Searle is most notable for having developed the first female birth control pill, and the artificial sweetener NutraSweet.


Searle was founded in Omaha, Nebraska, in 1888, by Gideon Daniel Searle. In 1908, the company was incorporated in Chicago and in 1941, the company established headquarters in Skokie, Illinois.

Donald Rumsfeld served as CEO, and then as president, of Searle between 1977 and 1985. During his tenure at Searle, Rumsfeld reduced the number of employees in the company by 60%. In 1985, he engineered the acquisition of Searle by Monsanto Corporation. In April 2000, Pharmacia Corporation was created by merging Pharmacia & Upjohn (which had come about as the result of an earlier merger of the companies Pharmacia and Upjohn) with Monsanto and its Searle unit.[2] The merged company was based in Peapack, New Jersey. Pfizer acquired Pharmacia in 2003 and retired the Searle name.

Robert B. Shapiro acted as general counsel for the firm from 1979 onwards, where he went on develop Searle's aspartame product under the brand name NutraSweet. He became CEO of its NutraSweet subsidiary in 1982.

Searle's chairman was William L. Searle until 1985. He was a University of Michigan graduate and Naval reservist, and was an officer in the Army Corps in the early 1950s.[3]

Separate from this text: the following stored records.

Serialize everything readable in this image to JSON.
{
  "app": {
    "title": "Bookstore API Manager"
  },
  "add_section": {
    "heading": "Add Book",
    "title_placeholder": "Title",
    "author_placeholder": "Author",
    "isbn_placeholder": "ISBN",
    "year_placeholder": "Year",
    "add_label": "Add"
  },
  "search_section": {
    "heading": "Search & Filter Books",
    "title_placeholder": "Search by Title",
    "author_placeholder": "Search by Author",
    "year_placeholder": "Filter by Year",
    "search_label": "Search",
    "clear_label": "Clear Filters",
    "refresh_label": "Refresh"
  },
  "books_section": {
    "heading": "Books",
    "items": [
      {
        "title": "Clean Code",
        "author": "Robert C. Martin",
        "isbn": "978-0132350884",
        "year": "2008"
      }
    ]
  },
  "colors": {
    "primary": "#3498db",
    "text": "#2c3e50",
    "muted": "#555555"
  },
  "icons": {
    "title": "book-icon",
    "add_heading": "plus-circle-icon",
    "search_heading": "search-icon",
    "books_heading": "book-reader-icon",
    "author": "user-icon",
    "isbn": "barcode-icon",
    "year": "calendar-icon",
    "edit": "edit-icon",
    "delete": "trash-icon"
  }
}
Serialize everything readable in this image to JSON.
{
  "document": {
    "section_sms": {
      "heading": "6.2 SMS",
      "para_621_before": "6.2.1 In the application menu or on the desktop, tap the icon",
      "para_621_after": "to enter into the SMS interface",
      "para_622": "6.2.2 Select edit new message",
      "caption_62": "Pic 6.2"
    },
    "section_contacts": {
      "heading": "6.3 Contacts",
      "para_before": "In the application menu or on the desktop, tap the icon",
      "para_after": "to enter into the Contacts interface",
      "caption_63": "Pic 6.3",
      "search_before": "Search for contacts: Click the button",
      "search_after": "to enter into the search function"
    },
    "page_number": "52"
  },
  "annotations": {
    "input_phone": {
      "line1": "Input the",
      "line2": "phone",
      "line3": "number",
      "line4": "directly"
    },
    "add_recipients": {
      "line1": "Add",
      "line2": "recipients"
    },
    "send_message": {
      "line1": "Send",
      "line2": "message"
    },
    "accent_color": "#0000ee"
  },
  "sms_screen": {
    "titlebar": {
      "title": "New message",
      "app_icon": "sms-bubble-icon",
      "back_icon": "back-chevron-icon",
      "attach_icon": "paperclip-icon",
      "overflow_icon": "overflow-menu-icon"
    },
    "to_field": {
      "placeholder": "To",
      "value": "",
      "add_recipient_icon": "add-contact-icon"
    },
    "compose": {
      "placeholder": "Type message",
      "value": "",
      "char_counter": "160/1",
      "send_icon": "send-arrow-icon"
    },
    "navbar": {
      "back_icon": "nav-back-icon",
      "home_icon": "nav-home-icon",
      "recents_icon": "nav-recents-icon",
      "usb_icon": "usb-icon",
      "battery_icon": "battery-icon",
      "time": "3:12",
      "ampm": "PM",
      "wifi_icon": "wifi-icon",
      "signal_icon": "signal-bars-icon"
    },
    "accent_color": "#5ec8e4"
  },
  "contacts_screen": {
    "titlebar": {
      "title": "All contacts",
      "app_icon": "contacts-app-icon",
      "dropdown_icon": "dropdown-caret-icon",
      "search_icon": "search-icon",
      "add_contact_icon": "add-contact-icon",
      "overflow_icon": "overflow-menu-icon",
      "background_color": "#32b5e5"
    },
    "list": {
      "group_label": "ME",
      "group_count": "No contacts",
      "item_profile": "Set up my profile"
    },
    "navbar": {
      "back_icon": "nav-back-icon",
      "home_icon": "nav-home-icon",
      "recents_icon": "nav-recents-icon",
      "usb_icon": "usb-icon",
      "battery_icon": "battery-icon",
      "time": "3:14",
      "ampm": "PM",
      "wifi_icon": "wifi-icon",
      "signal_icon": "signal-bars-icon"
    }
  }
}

In 1993, a team of researchers at Searle Research and Development filed a patent application for celecoxib,[4] which Searle developed and which became the first selective COX-2 inhibitor to be approved by the FDA on December 31, 1998.[5] Control of this blockbuster drug was often mentioned as a key reason for Pfizer's acquisition of Pharmacia.[6]

Notable productsEdit

The company manufactured prescription drugs and nuclear medicine imaging equipment. Searle is known for its release of Enovid, the first commercial oral contraceptive, in 1960. It is also known for its release of the first bulk laxative, Metamucil, in 1934; Dramamine, for motion sickness; the COX-2 inhibitors Celebrex and Bextra; Ambien for insomnia; and NutraSweet (also known as aspartame), an artificial sweetener, in 1965. It was released in 1981 by FDA.[citation needed]

In 1996, the FDA removed all restrictions on the use of aspartame, which enabled its use in heated and baked goods. G. D. Searle's patent on aspartame was extended in 1981 and ultimately expired in December 1992.[7]


  1. ^ "Pharmacia Merger". Pfizer. Retrieved May 15, 2020.
  2. ^ "Pharmacia, Monsanto Merger Okd". Chicago Tribune. March 24, 2000.
  3. ^ Death Notice: William L. Searle The New York Times August 22, 2004.
  4. ^ "Substituted pyrazolyl benzenesulfonamides". Google Patents. Retrieved May 15, 2020.
  5. ^ "Drug Approval Package: Celebrex (Celecoxib) NDA# 20-998". Food and Drug Administration.
  6. ^ Frank, Robert; Scott Hensley (July 16, 2002). "Pfizer to Buy Pharmacia For $60 Billion in Stock". The Wall Street Journal.
  7. ^ Martin, Michael J. C. (September 16, 1994). Managing Innovation and Entrepreneurship in Technology-based Firms. John Wiley & Sons. pp. 18–22. ISBN 978-0471572190.

External linksEdit